One thing I've come across in Mandarin that I don't recall striking often in English are words that have multiple meanings, and the meanings are the opposite of each other. They do exist in English, and are called Janus words or sometimes contronyms, antagonyms, or auto-antonyms.
An English example is the word "sanction". It can mean to give official permission or approval for (an action), but it can also mean to impose a penalty on. Another example is "seed". If you seed a lawn, you put seeds into it. If you seed a tomato, you remove the seeds from it. Others are less obvious like "trim" which could mean to add extras to the edge of something, or to remove them. But there aren't a lot of these.
In the main image above, you can see the Chinese word 借 (Jiè) and Google Translate shows the meaning as "borrow".
All good. But now check out the alternate meanings that Google provides:
So "borrow" and "lend" ?
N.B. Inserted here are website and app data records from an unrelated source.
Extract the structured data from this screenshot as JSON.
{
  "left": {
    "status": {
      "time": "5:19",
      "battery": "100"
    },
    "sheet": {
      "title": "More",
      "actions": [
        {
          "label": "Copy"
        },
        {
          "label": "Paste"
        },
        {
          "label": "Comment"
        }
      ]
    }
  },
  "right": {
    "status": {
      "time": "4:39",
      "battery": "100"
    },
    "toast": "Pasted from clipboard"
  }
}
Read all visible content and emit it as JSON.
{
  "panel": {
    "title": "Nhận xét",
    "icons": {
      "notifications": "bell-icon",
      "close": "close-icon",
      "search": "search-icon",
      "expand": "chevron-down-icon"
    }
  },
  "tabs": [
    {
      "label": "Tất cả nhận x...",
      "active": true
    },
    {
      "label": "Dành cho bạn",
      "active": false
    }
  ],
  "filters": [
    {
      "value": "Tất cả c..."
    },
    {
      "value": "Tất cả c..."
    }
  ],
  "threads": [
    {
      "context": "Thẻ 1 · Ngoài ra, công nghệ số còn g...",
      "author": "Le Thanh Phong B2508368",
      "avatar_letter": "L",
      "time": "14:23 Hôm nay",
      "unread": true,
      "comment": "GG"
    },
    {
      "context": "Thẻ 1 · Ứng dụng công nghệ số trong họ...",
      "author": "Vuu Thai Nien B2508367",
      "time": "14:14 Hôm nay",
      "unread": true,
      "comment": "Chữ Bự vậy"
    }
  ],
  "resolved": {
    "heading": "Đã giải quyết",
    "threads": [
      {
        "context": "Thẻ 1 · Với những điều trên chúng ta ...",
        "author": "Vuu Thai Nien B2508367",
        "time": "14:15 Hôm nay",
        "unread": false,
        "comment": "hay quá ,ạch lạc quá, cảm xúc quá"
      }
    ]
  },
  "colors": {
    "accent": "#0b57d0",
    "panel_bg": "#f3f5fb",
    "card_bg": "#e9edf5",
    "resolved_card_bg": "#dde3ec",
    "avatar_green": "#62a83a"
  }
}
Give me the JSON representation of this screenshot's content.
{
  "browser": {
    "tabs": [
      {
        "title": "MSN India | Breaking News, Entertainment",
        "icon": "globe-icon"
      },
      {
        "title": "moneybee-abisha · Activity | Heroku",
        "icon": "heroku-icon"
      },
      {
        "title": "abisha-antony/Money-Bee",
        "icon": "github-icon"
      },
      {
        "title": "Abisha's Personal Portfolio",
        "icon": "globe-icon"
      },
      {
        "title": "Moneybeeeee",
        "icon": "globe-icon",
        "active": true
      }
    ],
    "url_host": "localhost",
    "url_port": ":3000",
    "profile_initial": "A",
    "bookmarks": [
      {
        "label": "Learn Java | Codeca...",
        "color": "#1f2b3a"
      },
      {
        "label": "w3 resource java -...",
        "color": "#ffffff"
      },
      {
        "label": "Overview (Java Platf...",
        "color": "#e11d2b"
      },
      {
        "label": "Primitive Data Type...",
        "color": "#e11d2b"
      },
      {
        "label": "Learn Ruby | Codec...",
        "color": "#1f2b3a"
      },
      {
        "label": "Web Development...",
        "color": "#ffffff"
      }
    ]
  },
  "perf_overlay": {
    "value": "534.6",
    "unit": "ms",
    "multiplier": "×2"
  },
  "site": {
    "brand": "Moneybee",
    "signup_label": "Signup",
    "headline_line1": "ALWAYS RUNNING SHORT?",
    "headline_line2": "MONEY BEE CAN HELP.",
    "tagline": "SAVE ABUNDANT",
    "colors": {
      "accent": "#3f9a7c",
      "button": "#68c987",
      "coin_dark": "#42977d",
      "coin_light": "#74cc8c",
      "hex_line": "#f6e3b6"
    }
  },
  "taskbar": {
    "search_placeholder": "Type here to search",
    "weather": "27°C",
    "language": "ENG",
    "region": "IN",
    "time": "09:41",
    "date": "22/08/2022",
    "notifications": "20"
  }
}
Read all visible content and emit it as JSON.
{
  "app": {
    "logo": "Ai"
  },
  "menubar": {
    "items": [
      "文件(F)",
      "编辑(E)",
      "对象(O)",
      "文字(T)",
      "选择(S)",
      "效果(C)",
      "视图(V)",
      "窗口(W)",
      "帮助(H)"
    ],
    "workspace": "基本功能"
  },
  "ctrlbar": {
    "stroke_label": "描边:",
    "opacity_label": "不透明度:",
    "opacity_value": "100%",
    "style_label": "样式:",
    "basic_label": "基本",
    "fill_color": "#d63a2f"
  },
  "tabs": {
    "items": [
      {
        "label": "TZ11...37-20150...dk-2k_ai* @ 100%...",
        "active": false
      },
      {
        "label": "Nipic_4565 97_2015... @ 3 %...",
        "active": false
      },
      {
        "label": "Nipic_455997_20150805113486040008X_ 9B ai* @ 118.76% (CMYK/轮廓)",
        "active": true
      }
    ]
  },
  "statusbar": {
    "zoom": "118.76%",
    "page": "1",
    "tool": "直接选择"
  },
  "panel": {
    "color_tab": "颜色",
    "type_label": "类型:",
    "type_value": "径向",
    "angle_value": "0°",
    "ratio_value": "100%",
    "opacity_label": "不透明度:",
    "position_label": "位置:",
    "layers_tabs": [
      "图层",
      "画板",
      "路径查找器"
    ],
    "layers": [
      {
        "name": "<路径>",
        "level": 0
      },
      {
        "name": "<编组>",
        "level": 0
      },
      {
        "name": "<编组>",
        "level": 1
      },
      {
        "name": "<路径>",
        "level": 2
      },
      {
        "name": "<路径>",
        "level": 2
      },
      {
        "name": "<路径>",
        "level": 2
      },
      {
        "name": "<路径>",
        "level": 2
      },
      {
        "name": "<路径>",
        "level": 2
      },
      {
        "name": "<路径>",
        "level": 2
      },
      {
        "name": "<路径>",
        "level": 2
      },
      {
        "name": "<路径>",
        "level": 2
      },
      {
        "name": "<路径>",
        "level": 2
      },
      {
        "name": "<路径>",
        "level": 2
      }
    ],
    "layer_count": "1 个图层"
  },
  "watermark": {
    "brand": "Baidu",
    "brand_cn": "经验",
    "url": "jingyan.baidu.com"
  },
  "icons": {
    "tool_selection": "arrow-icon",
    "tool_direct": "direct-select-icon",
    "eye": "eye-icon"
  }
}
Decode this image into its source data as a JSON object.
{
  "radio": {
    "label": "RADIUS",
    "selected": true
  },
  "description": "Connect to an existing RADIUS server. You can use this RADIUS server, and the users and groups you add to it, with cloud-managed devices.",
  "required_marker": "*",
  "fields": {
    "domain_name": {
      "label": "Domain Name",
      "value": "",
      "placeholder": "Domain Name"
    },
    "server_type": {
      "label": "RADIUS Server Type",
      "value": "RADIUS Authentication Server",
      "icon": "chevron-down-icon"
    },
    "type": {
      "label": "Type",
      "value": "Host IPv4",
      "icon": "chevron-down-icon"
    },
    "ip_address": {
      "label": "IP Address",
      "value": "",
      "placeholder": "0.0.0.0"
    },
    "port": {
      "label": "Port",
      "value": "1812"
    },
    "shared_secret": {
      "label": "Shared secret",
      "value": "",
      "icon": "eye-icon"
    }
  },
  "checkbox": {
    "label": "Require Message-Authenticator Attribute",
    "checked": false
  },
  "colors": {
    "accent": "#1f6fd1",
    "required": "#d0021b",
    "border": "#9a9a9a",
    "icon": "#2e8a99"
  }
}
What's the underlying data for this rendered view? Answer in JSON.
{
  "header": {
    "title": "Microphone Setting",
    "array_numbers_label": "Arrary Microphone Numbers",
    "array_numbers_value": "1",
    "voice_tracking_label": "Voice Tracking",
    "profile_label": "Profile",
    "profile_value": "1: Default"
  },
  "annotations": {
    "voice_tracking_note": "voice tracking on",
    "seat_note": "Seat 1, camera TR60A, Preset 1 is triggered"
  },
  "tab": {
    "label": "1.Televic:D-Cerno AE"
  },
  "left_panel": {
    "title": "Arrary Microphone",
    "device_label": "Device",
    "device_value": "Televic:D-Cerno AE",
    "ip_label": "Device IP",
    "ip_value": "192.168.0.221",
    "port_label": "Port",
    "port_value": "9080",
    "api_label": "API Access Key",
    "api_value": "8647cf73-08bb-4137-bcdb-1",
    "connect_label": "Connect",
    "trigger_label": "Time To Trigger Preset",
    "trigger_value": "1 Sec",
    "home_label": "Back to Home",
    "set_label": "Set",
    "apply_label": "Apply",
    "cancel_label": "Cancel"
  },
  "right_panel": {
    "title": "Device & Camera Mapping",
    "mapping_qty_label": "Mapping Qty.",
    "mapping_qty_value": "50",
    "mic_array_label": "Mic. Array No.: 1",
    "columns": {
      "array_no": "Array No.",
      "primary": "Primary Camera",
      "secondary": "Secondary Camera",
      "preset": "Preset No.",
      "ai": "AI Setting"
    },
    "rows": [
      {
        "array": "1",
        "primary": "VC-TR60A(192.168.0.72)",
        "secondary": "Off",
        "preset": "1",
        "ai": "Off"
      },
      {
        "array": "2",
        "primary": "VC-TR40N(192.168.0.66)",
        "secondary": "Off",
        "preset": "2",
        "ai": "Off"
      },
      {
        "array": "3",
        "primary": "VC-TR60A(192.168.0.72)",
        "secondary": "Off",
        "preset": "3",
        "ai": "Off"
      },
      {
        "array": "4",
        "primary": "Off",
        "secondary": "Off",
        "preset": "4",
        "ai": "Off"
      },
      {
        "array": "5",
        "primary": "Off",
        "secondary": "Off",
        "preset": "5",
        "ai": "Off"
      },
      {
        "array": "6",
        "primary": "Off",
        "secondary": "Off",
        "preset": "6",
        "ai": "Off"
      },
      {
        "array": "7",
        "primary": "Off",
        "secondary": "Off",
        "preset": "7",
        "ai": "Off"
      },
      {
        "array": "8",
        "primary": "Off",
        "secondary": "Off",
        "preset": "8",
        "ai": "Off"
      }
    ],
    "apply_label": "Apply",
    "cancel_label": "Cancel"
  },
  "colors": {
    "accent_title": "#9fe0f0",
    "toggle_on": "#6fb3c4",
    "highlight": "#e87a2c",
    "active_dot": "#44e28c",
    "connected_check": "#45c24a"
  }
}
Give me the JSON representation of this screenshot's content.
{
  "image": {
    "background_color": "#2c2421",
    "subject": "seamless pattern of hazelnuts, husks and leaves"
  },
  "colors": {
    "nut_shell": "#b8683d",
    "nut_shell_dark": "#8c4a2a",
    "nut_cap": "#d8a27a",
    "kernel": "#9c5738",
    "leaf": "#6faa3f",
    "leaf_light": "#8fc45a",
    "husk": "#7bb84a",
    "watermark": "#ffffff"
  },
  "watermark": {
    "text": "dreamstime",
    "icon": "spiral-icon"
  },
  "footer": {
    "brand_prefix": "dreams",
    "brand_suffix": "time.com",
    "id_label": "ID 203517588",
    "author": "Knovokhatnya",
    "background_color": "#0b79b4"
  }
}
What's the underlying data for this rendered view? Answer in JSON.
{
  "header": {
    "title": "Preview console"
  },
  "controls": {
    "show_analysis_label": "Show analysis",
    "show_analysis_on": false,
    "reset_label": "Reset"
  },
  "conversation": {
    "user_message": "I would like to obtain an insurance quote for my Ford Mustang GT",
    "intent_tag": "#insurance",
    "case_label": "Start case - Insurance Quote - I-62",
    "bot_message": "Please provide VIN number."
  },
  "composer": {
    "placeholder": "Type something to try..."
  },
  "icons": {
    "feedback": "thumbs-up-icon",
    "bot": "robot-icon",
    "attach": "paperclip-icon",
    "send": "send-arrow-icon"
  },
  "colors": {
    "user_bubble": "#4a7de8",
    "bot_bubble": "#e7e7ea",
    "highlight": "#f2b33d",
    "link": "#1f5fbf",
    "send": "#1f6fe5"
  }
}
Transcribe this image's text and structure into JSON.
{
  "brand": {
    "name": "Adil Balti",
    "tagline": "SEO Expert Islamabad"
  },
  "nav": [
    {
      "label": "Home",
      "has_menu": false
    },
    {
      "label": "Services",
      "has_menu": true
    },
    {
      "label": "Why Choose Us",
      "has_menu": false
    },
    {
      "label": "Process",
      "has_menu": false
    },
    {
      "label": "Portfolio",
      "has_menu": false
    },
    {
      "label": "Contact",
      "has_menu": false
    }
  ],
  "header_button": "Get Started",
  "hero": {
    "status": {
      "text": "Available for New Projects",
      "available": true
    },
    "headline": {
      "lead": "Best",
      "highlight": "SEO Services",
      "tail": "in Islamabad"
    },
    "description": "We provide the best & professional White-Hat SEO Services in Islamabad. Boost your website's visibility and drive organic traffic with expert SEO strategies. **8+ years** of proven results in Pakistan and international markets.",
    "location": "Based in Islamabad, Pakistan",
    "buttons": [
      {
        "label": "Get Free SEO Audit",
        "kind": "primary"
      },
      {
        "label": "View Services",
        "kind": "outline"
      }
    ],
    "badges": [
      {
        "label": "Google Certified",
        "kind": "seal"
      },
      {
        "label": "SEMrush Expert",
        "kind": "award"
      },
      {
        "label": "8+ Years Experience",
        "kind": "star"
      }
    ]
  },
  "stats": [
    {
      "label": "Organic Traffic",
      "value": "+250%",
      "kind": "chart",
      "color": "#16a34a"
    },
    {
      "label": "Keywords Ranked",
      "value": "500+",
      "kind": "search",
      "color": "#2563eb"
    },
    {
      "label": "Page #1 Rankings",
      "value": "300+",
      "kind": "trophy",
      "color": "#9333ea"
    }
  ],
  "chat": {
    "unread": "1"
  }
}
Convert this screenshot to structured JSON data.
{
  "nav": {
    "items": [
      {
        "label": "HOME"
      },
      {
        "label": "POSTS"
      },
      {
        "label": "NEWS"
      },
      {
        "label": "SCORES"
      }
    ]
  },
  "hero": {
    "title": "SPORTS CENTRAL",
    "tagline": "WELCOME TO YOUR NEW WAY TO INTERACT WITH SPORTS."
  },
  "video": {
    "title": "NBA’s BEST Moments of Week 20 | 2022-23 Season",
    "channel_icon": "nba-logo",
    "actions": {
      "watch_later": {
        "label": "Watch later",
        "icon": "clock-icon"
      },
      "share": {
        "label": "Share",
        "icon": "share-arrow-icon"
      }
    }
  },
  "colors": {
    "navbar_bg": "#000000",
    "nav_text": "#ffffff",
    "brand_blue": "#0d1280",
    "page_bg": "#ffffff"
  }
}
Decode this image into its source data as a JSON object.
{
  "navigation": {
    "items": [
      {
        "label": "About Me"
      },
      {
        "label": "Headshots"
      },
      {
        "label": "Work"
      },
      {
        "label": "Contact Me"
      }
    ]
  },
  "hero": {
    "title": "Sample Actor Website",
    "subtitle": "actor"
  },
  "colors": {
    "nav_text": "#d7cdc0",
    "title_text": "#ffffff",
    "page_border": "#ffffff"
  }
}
When I first came across this word, I had no idea how I'd know what was going on. But as always, context is everything.
你借我一块钱。(Nǐ jiè wǒ yīkuài qián.)
Google says "You lend me a dollar". Now it's not really a dollar but the basic idea is there. A dollar would be more like 一美元 (yī měiyuán) for an American dollar, or 一澳元 (yī àoyuán) for an Australian dollar. kuài is sort of a "piece" and qián is "money". Here it would mean one Chinese Yuan or about 1/6th of a dollar.
Similarly, turning it around the other way is:
我借你一块钱。(Wǒ jiè nǐ yīkuài qián.)
"I lend you a dollar". So that didn't do the trick. However:
我从你借了一块钱。(Wǒ cóng nǐ jièle yīkuài qián.)
"I borrowed one dollar from you".
从 (cóng) is essentially "from".
I'll write more soon on the best methods for learning Mandarin. If you want to get a taste for it in the meantime though, my current favorite site is iTalki, and my favorite teacher by far is Amy He. If you decide to try it, click here and it's cheaper for both you and me.